**Data for the task:**

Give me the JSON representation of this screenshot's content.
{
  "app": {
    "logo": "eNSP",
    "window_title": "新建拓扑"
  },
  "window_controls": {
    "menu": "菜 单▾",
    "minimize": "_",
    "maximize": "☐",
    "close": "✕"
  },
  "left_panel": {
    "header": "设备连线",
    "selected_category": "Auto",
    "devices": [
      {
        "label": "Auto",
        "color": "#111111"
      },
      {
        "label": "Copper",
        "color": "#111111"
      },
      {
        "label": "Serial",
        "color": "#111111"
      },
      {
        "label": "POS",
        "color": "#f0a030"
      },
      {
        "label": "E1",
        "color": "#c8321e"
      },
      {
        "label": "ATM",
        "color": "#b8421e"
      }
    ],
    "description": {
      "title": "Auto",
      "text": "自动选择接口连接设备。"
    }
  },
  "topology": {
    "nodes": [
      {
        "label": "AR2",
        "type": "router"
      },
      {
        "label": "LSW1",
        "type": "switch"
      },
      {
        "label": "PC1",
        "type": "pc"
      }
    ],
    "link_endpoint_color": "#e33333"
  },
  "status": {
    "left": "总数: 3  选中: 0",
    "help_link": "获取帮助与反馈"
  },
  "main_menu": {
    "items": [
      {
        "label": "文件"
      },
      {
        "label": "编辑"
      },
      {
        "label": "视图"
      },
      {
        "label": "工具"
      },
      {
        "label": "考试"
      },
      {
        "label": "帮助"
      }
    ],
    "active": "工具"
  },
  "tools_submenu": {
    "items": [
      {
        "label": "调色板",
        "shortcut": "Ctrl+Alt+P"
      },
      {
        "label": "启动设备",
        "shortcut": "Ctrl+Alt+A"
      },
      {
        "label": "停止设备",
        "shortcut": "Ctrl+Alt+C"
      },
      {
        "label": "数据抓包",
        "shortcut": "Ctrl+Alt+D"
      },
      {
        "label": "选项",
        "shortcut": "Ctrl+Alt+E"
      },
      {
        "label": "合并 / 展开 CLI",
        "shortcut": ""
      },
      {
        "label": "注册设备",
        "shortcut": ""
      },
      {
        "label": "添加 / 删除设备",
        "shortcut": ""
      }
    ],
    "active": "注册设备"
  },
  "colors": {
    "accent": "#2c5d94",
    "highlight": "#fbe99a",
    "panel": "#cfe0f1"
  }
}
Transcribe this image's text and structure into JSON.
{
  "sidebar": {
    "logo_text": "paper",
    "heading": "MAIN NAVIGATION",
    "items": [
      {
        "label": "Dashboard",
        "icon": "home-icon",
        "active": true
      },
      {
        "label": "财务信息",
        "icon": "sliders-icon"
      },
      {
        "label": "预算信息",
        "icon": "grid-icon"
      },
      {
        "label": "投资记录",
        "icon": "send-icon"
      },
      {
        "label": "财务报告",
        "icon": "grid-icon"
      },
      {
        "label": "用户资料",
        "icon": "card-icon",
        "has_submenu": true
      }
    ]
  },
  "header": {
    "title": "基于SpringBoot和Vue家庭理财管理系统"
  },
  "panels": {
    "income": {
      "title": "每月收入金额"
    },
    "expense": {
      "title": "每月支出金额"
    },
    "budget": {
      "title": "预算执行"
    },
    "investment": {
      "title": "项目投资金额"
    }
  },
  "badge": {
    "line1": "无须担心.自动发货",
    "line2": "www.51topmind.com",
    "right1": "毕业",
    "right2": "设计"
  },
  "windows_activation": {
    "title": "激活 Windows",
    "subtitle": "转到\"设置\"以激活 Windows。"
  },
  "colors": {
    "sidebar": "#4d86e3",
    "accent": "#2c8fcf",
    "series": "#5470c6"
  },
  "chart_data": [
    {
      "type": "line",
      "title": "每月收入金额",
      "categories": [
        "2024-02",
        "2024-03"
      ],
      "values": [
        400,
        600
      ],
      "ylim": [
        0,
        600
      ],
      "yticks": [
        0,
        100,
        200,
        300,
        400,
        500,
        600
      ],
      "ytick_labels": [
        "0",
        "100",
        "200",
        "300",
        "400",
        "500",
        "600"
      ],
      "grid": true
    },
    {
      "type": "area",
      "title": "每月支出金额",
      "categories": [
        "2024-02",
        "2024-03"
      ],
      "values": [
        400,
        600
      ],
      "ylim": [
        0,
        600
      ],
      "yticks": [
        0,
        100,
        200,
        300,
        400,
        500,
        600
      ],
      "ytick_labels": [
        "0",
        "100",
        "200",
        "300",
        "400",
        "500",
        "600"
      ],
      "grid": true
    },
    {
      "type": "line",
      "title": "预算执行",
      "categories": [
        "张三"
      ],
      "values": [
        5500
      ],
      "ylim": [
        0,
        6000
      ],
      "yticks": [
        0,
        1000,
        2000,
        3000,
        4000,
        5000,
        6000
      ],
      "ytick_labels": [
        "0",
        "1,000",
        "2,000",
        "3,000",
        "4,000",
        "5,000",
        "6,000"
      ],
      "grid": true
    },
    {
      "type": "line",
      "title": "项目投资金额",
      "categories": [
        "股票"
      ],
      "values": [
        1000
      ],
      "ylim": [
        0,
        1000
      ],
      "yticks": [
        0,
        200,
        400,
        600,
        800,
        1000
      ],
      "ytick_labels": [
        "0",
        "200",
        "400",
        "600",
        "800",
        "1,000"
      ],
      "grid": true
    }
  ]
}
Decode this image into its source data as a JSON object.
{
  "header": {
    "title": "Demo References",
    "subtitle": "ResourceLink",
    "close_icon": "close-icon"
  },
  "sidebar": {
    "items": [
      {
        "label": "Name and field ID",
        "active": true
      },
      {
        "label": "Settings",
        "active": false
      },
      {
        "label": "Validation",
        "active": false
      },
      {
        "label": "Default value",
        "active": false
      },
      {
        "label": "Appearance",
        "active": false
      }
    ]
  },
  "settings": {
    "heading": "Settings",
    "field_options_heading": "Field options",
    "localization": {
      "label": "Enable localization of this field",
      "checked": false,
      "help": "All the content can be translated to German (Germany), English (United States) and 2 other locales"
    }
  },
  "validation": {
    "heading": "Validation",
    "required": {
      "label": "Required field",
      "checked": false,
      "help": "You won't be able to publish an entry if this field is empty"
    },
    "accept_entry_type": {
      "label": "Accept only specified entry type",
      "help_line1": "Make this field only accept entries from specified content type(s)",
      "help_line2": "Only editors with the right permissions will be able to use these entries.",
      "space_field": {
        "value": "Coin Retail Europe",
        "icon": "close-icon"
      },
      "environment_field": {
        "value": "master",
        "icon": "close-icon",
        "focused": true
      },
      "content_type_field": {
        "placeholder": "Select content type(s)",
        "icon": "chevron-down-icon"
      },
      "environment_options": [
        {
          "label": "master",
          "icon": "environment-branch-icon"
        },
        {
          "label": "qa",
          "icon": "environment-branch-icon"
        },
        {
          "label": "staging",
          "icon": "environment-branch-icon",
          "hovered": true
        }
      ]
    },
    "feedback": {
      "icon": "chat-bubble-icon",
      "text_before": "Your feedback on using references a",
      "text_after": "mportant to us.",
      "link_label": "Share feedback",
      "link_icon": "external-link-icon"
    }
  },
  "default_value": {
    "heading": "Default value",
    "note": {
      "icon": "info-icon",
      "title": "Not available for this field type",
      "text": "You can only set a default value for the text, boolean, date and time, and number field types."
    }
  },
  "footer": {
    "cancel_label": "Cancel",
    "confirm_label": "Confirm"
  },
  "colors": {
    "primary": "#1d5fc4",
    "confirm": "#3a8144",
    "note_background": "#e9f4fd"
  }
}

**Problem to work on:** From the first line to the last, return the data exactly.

**Exercise output:**
Give me the JSON representation of this screenshot's content.
{
  "app": {
    "logo": "eNSP",
    "window_title": "新建拓扑"
  },
  "window_controls": {
    "menu": "菜 单▾",
    "minimize": "_",
    "maximize": "☐",
    "close": "✕"
  },
  "left_panel": {
    "header": "设备连线",
    "selected_category": "Auto",
    "devices": [
      {
        "label": "Auto",
        "color": "#111111"
      },
      {
        "label": "Copper",
        "color": "#111111"
      },
      {
        "label": "Serial",
        "color": "#111111"
      },
      {
        "label": "POS",
        "color": "#f0a030"
      },
      {
        "label": "E1",
        "color": "#c8321e"
      },
      {
        "label": "ATM",
        "color": "#b8421e"
      }
    ],
    "description": {
      "title": "Auto",
      "text": "自动选择接口连接设备。"
    }
  },
  "topology": {
    "nodes": [
      {
        "label": "AR2",
        "type": "router"
      },
      {
        "label": "LSW1",
        "type": "switch"
      },
      {
        "label": "PC1",
        "type": "pc"
      }
    ],
    "link_endpoint_color": "#e33333"
  },
  "status": {
    "left": "总数: 3  选中: 0",
    "help_link": "获取帮助与反馈"
  },
  "main_menu": {
    "items": [
      {
        "label": "文件"
      },
      {
        "label": "编辑"
      },
      {
        "label": "视图"
      },
      {
        "label": "工具"
      },
      {
        "label": "考试"
      },
      {
        "label": "帮助"
      }
    ],
    "active": "工具"
  },
  "tools_submenu": {
    "items": [
      {
        "label": "调色板",
        "shortcut": "Ctrl+Alt+P"
      },
      {
        "label": "启动设备",
        "shortcut": "Ctrl+Alt+A"
      },
      {
        "label": "停止设备",
        "shortcut": "Ctrl+Alt+C"
      },
      {
        "label": "数据抓包",
        "shortcut": "Ctrl+Alt+D"
      },
      {
        "label": "选项",
        "shortcut": "Ctrl+Alt+E"
      },
      {
        "label": "合并 / 展开 CLI",
        "shortcut": ""
      },
      {
        "label": "注册设备",
        "shortcut": ""
      },
      {
        "label": "添加 / 删除设备",
        "shortcut": ""
      }
    ],
    "active": "注册设备"
  },
  "colors": {
    "accent": "#2c5d94",
    "highlight": "#fbe99a",
    "panel": "#cfe0f1"
  }
}
Transcribe this image's text and structure into JSON.
{
  "sidebar": {
    "logo_text": "paper",
    "heading": "MAIN NAVIGATION",
    "items": [
      {
        "label": "Dashboard",
        "icon": "home-icon",
        "active": true
      },
      {
        "label": "财务信息",
        "icon": "sliders-icon"
      },
      {
        "label": "预算信息",
        "icon": "grid-icon"
      },
      {
        "label": "投资记录",
        "icon": "send-icon"
      },
      {
        "label": "财务报告",
        "icon": "grid-icon"
      },
      {
        "label": "用户资料",
        "icon": "card-icon",
        "has_submenu": true
      }
    ]
  },
  "header": {
    "title": "基于SpringBoot和Vue家庭理财管理系统"
  },
  "panels": {
    "income": {
      "title": "每月收入金额"
    },
    "expense": {
      "title": "每月支出金额"
    },
    "budget": {
      "title": "预算执行"
    },
    "investment": {
      "title": "项目投资金额"
    }
  },
  "badge": {
    "line1": "无须担心.自动发货",
    "line2": "www.51topmind.com",
    "right1": "毕业",
    "right2": "设计"
  },
  "windows_activation": {
    "title": "激活 Windows",
    "subtitle": "转到\"设置\"以激活 Windows。"
  },
  "colors": {
    "sidebar": "#4d86e3",
    "accent": "#2c8fcf",
    "series": "#5470c6"
  },
  "chart_data": [
    {
      "type": "line",
      "title": "每月收入金额",
      "categories": [
        "2024-02",
        "2024-03"
      ],
      "values": [
        400,
        600
      ],
      "ylim": [
        0,
        600
      ],
      "yticks": [
        0,
        100,
        200,
        300,
        400,
        500,
        600
      ],
      "ytick_labels": [
        "0",
        "100",
        "200",
        "300",
        "400",
        "500",
        "600"
      ],
      "grid": true
    },
    {
      "type": "area",
      "title": "每月支出金额",
      "categories": [
        "2024-02",
        "2024-03"
      ],
      "values": [
        400,
        600
      ],
      "ylim": [
        0,
        600
      ],
      "yticks": [
        0,
        100,
        200,
        300,
        400,
        500,
        600
      ],
      "ytick_labels": [
        "0",
        "100",
        "200",
        "300",
        "400",
        "500",
        "600"
      ],
      "grid": true
    },
    {
      "type": "line",
      "title": "预算执行",
      "categories": [
        "张三"
      ],
      "values": [
        5500
      ],
      "ylim": [
        0,
        6000
      ],
      "yticks": [
        0,
        1000,
        2000,
        3000,
        4000,
        5000,
        6000
      ],
      "ytick_labels": [
        "0",
        "1,000",
        "2,000",
        "3,000",
        "4,000",
        "5,000",
        "6,000"
      ],
      "grid": true
    },
    {
      "type": "line",
      "title": "项目投资金额",
      "categories": [
        "股票"
      ],
      "values": [
        1000
      ],
      "ylim": [
        0,
        1000
      ],
      "yticks": [
        0,
        200,
        400,
        600,
        800,
        1000
      ],
      "ytick_labels": [
        "0",
        "200",
        "400",
        "600",
        "800",
        "1,000"
      ],
      "grid": true
    }
  ]
}
Decode this image into its source data as a JSON object.
{
  "header": {
    "title": "Demo References",
    "subtitle": "ResourceLink",
    "close_icon": "close-icon"
  },
  "sidebar": {
    "items": [
      {
        "label": "Name and field ID",
        "active": true
      },
      {
        "label": "Settings",
        "active": false
      },
      {
        "label": "Validation",
        "active": false
      },
      {
        "label": "Default value",
        "active": false
      },
      {
        "label": "Appearance",
        "active": false
      }
    ]
  },
  "settings": {
    "heading": "Settings",
    "field_options_heading": "Field options",
    "localization": {
      "label": "Enable localization of this field",
      "checked": false,
      "help": "All the content can be translated to German (Germany), English (United States) and 2 other locales"
    }
  },
  "validation": {
    "heading": "Validation",
    "required": {
      "label": "Required field",
      "checked": false,
      "help": "You won't be able to publish an entry if this field is empty"
    },
    "accept_entry_type": {
      "label": "Accept only specified entry type",
      "help_line1": "Make this field only accept entries from specified content type(s)",
      "help_line2": "Only editors with the right permissions will be able to use these entries.",
      "space_field": {
        "value": "Coin Retail Europe",
        "icon": "close-icon"
      },
      "environment_field": {
        "value": "master",
        "icon": "close-icon",
        "focused": true
      },
      "content_type_field": {
        "placeholder": "Select content type(s)",
        "icon": "chevron-down-icon"
      },
      "environment_options": [
        {
          "label": "master",
          "icon": "environment-branch-icon"
        },
        {
          "label": "qa",
          "icon": "environment-branch-icon"
        },
        {
          "label": "staging",
          "icon": "environment-branch-icon",
          "hovered": true
        }
      ]
    },
    "feedback": {
      "icon": "chat-bubble-icon",
      "text_before": "Your feedback on using references a",
      "text_after": "mportant to us.",
      "link_label": "Share feedback",
      "link_icon": "external-link-icon"
    }
  },
  "default_value": {
    "heading": "Default value",
    "note": {
      "icon": "info-icon",
      "title": "Not available for this field type",
      "text": "You can only set a default value for the text, boolean, date and time, and number field types."
    }
  },
  "footer": {
    "cancel_label": "Cancel",
    "confirm_label": "Confirm"
  },
  "colors": {
    "primary": "#1d5fc4",
    "confirm": "#3a8144",
    "note_background": "#e9f4fd"
  }
}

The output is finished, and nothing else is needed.